The Chudov Monastery during the coronation ceremonies, 1896
Russian President Vladimir Putin has suggested rebuilding inside the Kremlin the Chudov Monastery and Voznesensky (Ascension) Convent that were torn down during the Soviet era.
At a meeting Thursday with Moscow Mayor Sergei Sobyanin and Kremlin curator Sergei Khlebnikov, Putin said the plan would only be realized if it receives support from both the public and UNESCO.
"We need to discuss this issue with Moscow's architectural community and get it approved by UNESCO," Interfax cited Putin as saying. The Kremlin, built between the 14th and 17th centuries, is a listed UNESCO World Heritage Site.
The plan would involve tearing down a Soviet building currently used for administrative purposes, the 14th corpus, to make room for the monasteries and church. The 14th corpus has been under restoration since 2011, and developers missed their expected completion time after encountering difficulties. The delays have prompted the city government to consider whether or not it would be more expedient to change the development plan altogether and tear the corpus down.
The 1930s saw the destruction of many monuments and symbols of Russia’s spiritual heritage, including the Chudov Monastery and Voznesensky (Ascension) Convent in the Kremlin, the Maly Nikolayevsky Palace, the Cathedral of the Savior on Bor and the Red Porch (Krasnoye Kryltso).
The Chudov Monastery had particular significance for Russian Orthodox traditions over the centuries. It was founded in 1365 when the Metropolitan of All Russia Alexy gave his blessing for the construction of a stone church dedicated to the Miracle of the Holy Archangel Michael. The church remained standing for only half a century before its ceiling collapsed in 1431. The church was immediately rebuilt, but at the beginning of the 16th century, Grand Prince Ivan III ordered it pulled down, redesigned and rebuilt, which was done in 1503.

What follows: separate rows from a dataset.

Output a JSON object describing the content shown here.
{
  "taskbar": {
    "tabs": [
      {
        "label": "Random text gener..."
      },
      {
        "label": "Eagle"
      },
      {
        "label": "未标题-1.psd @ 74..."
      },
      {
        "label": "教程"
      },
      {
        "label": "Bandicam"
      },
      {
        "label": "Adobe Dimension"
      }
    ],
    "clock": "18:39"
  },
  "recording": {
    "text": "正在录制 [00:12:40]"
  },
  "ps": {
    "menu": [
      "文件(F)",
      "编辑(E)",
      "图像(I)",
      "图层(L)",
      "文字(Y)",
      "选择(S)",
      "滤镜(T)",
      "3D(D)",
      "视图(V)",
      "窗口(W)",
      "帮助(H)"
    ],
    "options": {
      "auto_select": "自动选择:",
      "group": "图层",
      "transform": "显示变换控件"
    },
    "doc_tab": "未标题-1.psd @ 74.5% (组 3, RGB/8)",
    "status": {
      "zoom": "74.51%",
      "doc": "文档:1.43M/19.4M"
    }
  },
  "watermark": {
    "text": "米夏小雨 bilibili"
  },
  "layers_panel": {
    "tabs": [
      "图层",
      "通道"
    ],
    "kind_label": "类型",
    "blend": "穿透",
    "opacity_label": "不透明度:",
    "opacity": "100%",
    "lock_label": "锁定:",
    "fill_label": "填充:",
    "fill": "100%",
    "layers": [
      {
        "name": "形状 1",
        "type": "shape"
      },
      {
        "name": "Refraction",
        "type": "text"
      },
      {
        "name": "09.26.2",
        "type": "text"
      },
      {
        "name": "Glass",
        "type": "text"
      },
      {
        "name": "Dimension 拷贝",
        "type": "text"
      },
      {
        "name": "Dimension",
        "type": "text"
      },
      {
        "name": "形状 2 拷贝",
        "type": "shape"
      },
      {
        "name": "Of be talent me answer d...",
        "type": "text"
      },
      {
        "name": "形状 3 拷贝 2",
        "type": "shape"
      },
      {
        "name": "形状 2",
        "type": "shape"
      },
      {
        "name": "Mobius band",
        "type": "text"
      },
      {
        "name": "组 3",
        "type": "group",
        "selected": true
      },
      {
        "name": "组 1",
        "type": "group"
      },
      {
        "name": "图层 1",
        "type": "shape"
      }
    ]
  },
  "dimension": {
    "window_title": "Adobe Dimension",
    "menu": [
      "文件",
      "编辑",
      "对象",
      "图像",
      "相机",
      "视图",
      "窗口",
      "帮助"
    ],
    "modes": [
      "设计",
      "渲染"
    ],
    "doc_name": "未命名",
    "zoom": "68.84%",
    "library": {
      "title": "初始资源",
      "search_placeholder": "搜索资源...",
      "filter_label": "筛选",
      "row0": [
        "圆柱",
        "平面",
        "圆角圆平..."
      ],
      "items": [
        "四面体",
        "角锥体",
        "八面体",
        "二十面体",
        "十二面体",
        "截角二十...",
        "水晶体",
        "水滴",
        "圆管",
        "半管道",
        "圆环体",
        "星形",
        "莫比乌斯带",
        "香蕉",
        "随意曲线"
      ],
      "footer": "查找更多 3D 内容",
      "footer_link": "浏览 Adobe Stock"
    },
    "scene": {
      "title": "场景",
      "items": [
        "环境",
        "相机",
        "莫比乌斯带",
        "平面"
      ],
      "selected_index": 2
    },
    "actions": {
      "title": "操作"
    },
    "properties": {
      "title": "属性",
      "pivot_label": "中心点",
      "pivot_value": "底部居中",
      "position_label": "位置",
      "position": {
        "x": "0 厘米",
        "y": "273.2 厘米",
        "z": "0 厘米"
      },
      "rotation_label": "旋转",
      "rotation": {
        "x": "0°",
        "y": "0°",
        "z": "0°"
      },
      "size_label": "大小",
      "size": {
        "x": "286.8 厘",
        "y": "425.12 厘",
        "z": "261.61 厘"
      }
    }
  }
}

The resulting church was extremely beautiful, a marvel of harmony and proportion, drawing on classical Russian architectural traditions and rightly considered one of the finest examples of early Moscow architecture. The church’s interior was also a work of art, with a carved wooden iconostasis over the wall separating the sanctuary from the rest of the church. Part of the sanctuary itself was topped with a gilded carved wooden canopy, which, according to the inscription it bore, was the work of the “slave of God, Pyotr Remizov.”
A century after Metropolitan Alexy died, the Church of St. Alexy was built on the monastery’s territory and dedicated to his memory. Another church, the Church of the Annunciation, was built nearby. Changes and additions to the churches’ interiors continued right up until the early 20th century.
The Voznesensky (Ascension) Convent
The Voznesensky (Ascension) Convent was founded at the beginning of the 15th century very near the Kremlin’s Spassky (Savior’s) Gate. The foundation of its main cathedral was laid in 1407 by the widow of Dmitry Donskoy, who took the name of Yefrosinya when she took her vows as a nun. In 1518, Grand Prince Vasily III decreed the construction of a new cathedral, the Cathedral of the Ascension of our Lord Jesus Christ. The cathedral was completed in 1521 and was reconstructed at the end of the 16th century on the orders of Boris Godunov.
Over the centuries, many of the wives and sisters of the Moscow grand princes found peace in the Voznesensky Convent, which was one of the most famous and respected convents in Russia. Aside from the main cathedral, another church, the Church of St. Michael, was built there in 1634. The Chudov Monastery and Voznesensky Convent were both closed after the Soviet government moved into the Kremlin in 1918. The buildings remained standing until 1929, when the authorities decided to raze them to make way for a military training facility.
On February 17, 1905, the carriage of Grand Duke Sergei Alexandrovich (Governor General of Moscow and husband to Grand Duchess Elizabeth Feodorovna) passed through the gate of Nikolskaya Tower of the Kremlin and turned the corner of the Chudov Monastery into Senatskaya Square. It was here that the grand duke was assassinated by a bomb thrown by a waiting revolutionary. Grand Duke Sergei’s body was later buried in a crypt of the Chudov Monastery. A memorial cross was erected on the spot where he was killed. After the Revolution, the cross was destroyed.
Putin also expressed support for Sobyanin's idea to allow tourists to walk through the Kremlin from the Spassky Gate, which is currently closed off.
Dmitry Shvidkovsky, rector of the Moscow Architectural Institute, was quoted by Interfax as saying it would take up to two years to devise a development plan for the project suggested by Putin and get it approved with UNESCO.
© Paul Gilbert @ Royal Russia. 01 August, 2014